#### [Required action]
Check every line of the data below for the word "знань". Copy the ones that have it.
=======
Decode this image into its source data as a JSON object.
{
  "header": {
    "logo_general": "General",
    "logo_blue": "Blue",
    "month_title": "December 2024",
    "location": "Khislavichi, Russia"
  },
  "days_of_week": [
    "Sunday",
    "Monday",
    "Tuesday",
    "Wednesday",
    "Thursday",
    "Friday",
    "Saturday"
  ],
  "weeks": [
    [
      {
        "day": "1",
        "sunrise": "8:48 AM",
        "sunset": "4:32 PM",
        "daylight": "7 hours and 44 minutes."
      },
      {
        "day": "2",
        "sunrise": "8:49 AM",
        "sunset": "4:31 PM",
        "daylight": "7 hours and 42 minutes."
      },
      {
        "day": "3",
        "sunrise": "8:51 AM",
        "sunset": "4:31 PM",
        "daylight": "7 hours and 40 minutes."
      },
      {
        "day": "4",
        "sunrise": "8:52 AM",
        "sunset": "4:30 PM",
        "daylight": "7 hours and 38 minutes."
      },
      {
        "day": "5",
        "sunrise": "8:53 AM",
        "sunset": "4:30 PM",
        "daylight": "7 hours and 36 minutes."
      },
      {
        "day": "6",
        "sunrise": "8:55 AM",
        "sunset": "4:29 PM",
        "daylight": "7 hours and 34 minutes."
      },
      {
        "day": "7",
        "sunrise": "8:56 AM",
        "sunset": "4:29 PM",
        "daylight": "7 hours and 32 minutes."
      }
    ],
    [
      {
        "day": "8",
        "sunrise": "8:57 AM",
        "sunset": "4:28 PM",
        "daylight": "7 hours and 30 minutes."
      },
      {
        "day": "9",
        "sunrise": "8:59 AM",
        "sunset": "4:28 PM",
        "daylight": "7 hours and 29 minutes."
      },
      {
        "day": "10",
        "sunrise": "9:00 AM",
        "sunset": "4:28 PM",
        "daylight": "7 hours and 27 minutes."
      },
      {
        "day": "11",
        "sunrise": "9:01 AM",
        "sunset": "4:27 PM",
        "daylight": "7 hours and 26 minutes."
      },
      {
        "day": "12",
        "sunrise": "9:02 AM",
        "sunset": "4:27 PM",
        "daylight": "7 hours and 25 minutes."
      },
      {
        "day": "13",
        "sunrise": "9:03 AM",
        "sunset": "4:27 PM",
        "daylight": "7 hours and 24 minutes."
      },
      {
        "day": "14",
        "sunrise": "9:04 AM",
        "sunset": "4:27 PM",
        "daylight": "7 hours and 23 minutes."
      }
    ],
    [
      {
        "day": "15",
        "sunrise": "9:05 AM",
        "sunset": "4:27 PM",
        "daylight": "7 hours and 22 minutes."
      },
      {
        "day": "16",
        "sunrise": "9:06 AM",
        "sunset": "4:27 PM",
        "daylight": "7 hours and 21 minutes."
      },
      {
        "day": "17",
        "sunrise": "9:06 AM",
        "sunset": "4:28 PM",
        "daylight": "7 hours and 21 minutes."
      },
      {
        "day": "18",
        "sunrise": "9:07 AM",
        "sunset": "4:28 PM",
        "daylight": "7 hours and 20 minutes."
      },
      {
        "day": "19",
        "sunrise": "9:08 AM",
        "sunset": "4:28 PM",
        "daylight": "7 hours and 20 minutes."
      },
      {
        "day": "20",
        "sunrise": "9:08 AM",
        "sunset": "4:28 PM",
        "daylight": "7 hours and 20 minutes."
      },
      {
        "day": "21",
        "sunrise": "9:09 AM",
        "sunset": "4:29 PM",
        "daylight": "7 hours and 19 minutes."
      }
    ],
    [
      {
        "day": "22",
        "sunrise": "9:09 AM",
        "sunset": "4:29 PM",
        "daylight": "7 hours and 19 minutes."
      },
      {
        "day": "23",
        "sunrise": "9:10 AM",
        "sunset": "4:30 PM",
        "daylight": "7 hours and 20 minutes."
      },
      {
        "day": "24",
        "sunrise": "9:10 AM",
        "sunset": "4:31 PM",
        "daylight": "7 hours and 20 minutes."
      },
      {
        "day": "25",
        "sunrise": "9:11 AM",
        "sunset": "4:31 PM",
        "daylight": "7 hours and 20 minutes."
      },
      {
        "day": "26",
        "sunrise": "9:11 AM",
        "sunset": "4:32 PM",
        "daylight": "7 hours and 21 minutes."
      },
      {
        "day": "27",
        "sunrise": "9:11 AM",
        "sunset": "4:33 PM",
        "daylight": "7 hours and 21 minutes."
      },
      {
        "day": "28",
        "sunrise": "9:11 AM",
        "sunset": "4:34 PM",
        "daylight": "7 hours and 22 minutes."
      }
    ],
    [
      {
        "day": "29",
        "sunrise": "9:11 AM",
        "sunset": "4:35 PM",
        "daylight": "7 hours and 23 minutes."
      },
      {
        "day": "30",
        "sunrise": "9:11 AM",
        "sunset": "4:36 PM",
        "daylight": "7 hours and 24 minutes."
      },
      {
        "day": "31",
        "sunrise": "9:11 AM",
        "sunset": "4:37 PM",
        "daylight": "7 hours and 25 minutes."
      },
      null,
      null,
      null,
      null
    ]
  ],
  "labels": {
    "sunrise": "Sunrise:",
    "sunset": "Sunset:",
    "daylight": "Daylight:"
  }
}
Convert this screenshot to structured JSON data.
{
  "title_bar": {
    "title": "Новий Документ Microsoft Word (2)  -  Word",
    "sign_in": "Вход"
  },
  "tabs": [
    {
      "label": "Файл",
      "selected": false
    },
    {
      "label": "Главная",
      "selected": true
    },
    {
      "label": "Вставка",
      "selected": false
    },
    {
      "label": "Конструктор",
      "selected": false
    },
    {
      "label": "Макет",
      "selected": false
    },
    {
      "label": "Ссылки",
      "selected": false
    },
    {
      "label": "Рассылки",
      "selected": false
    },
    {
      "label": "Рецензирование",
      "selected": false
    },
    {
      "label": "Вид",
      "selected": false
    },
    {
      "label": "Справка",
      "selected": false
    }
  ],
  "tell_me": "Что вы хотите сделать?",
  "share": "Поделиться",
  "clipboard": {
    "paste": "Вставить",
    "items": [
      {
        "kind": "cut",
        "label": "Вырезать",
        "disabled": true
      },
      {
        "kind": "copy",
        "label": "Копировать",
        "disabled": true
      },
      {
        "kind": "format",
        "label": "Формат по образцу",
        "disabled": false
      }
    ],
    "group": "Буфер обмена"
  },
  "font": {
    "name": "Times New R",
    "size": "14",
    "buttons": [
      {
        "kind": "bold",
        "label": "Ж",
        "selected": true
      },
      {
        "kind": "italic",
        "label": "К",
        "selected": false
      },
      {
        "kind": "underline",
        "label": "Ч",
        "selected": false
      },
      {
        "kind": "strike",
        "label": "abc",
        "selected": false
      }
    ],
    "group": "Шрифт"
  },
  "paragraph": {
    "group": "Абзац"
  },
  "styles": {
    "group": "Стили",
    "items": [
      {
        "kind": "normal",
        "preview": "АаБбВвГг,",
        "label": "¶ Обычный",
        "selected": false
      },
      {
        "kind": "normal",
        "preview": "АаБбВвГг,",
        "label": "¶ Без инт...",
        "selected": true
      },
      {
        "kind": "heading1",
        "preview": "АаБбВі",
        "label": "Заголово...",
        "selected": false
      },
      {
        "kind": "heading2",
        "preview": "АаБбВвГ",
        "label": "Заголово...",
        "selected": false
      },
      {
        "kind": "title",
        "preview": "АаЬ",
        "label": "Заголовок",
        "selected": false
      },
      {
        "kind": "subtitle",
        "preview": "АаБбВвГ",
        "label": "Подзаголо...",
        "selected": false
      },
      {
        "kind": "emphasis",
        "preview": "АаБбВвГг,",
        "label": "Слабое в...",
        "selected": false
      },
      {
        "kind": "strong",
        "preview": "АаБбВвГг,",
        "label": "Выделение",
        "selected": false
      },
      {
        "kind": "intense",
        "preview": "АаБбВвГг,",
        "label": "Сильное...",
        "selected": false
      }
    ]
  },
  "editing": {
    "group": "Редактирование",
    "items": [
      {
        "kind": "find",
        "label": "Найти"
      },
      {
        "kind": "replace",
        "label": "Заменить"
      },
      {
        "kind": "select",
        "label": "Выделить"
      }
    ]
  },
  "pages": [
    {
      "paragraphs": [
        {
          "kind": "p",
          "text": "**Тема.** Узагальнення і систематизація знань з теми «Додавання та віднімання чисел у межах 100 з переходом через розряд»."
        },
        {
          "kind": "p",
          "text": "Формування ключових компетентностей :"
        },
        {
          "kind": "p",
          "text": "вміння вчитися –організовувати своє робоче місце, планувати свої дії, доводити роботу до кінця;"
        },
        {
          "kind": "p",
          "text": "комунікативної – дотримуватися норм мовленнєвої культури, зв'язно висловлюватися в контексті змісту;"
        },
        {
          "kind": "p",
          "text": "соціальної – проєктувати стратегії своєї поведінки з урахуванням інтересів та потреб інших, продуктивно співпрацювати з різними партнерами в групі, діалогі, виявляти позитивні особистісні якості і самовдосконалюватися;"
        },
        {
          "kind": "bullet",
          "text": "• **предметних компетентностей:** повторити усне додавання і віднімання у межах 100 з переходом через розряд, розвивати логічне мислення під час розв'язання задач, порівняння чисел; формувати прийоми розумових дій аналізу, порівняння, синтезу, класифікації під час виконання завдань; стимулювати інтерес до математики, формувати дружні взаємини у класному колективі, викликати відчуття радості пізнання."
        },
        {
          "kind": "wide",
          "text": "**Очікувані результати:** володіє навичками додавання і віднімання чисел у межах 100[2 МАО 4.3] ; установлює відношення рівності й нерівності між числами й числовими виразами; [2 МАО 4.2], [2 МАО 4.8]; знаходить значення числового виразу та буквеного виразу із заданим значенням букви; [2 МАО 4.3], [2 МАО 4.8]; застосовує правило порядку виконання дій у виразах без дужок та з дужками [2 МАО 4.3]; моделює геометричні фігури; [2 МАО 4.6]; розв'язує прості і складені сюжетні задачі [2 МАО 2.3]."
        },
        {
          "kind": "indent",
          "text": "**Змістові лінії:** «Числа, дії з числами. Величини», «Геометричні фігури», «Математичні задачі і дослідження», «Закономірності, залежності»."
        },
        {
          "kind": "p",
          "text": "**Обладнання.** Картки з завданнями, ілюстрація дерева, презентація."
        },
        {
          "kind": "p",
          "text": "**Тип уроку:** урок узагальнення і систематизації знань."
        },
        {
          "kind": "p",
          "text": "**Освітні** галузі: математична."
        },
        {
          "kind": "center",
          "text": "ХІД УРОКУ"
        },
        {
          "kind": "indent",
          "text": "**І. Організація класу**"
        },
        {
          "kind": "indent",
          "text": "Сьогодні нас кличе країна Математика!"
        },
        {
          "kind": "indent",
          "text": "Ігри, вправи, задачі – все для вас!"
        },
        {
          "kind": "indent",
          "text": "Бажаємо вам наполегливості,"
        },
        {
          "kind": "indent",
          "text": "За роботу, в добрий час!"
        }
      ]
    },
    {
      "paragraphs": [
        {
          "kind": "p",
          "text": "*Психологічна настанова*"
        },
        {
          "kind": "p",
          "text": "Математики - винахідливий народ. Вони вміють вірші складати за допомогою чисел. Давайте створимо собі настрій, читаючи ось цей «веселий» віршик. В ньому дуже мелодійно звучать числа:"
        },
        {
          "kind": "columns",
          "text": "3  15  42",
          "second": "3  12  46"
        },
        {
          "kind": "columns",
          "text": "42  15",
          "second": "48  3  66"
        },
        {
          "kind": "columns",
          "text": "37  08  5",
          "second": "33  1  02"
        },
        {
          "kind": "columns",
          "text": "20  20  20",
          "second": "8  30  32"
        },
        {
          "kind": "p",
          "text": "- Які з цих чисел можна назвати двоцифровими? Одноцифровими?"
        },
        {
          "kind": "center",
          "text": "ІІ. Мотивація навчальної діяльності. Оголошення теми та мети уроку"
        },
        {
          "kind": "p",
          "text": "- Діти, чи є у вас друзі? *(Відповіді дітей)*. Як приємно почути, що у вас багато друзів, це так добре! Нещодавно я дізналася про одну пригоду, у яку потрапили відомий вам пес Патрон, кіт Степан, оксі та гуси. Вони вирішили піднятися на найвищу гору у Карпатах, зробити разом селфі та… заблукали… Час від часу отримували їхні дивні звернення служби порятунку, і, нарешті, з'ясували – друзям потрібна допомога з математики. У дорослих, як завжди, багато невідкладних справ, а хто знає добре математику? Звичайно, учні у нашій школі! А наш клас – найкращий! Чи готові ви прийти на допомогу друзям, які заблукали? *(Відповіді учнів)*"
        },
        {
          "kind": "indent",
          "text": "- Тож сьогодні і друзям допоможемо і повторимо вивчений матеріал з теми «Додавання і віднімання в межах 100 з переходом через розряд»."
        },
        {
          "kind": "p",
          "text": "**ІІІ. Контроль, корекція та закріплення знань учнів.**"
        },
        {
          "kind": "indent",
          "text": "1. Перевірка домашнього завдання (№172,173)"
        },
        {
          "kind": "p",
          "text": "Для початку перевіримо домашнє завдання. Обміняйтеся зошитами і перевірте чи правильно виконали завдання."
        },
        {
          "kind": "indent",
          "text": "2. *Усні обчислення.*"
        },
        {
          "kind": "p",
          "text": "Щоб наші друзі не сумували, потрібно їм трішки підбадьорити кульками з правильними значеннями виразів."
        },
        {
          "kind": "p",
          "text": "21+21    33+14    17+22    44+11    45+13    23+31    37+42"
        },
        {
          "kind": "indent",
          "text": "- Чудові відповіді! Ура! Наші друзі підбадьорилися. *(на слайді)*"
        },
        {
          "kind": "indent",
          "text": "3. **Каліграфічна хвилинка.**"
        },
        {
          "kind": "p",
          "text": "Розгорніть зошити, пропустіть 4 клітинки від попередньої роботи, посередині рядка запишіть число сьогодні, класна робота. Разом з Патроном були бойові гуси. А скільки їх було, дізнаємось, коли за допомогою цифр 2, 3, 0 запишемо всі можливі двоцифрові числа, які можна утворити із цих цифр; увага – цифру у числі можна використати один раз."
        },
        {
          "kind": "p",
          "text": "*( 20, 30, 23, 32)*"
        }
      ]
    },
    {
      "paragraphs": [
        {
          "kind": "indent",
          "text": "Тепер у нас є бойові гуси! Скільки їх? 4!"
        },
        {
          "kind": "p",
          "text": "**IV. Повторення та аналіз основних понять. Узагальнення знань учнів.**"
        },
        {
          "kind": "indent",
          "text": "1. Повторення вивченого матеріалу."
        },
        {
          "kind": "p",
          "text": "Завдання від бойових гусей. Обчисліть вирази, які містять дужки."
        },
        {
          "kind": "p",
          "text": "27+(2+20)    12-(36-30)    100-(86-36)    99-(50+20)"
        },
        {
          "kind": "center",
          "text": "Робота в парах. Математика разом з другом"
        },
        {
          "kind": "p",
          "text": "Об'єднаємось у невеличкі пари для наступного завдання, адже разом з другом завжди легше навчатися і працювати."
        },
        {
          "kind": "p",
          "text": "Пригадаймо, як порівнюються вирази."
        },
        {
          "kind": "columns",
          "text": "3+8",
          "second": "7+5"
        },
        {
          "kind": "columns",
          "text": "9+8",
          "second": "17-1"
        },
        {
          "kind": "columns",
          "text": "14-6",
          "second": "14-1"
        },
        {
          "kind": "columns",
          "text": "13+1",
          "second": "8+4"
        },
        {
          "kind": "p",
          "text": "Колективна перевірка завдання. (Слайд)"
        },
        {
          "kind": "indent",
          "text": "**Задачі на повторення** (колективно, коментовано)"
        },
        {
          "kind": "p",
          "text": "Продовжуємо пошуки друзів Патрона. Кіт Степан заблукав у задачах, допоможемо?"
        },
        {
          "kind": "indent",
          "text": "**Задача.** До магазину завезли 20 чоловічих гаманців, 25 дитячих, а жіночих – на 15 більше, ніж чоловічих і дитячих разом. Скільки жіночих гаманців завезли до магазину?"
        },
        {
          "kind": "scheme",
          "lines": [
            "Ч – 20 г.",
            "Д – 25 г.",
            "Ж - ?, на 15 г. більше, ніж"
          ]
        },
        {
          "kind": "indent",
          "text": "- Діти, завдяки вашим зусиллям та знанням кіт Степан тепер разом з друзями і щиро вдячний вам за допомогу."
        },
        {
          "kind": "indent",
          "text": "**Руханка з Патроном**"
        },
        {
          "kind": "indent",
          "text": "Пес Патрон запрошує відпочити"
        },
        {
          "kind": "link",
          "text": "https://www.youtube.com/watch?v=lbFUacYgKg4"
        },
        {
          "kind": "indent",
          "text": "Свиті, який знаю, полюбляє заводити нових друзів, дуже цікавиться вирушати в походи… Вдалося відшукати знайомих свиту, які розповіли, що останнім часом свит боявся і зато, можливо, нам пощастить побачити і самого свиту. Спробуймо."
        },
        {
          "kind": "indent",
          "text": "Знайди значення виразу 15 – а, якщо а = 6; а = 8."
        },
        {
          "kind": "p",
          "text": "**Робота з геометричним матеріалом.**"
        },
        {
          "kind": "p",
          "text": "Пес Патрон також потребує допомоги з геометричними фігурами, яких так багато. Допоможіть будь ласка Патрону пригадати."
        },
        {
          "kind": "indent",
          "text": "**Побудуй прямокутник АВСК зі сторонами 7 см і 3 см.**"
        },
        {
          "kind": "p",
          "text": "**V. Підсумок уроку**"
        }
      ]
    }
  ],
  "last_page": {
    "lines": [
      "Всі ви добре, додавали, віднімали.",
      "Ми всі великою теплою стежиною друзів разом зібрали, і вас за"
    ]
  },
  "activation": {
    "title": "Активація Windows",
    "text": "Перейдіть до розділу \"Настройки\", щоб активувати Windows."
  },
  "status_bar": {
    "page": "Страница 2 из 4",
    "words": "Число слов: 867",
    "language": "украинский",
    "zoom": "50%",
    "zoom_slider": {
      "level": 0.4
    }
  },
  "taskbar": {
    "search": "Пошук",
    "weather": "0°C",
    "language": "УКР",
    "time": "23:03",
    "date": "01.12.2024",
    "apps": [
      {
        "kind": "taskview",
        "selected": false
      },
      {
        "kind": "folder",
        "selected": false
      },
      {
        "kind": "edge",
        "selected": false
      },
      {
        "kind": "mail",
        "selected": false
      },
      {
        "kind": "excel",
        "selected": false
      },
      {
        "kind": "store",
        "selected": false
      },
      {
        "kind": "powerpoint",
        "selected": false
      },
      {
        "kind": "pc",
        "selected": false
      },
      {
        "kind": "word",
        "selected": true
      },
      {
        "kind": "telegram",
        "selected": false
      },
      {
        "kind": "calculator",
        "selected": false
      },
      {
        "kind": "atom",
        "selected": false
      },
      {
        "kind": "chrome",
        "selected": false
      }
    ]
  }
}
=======
#### [Task answer]
          "text": "**Тема.** Узагальнення і систематизація знань з теми «Додавання та віднімання чисел у межах 100 з переходом через розряд»."
          "text": "**Тип уроку:** урок узагальнення і систематизації знань."
          "text": "**ІІІ. Контроль, корекція та закріплення знань учнів.**"
          "text": "**IV. Повторення та аналіз основних понять. Узагальнення знань учнів.**"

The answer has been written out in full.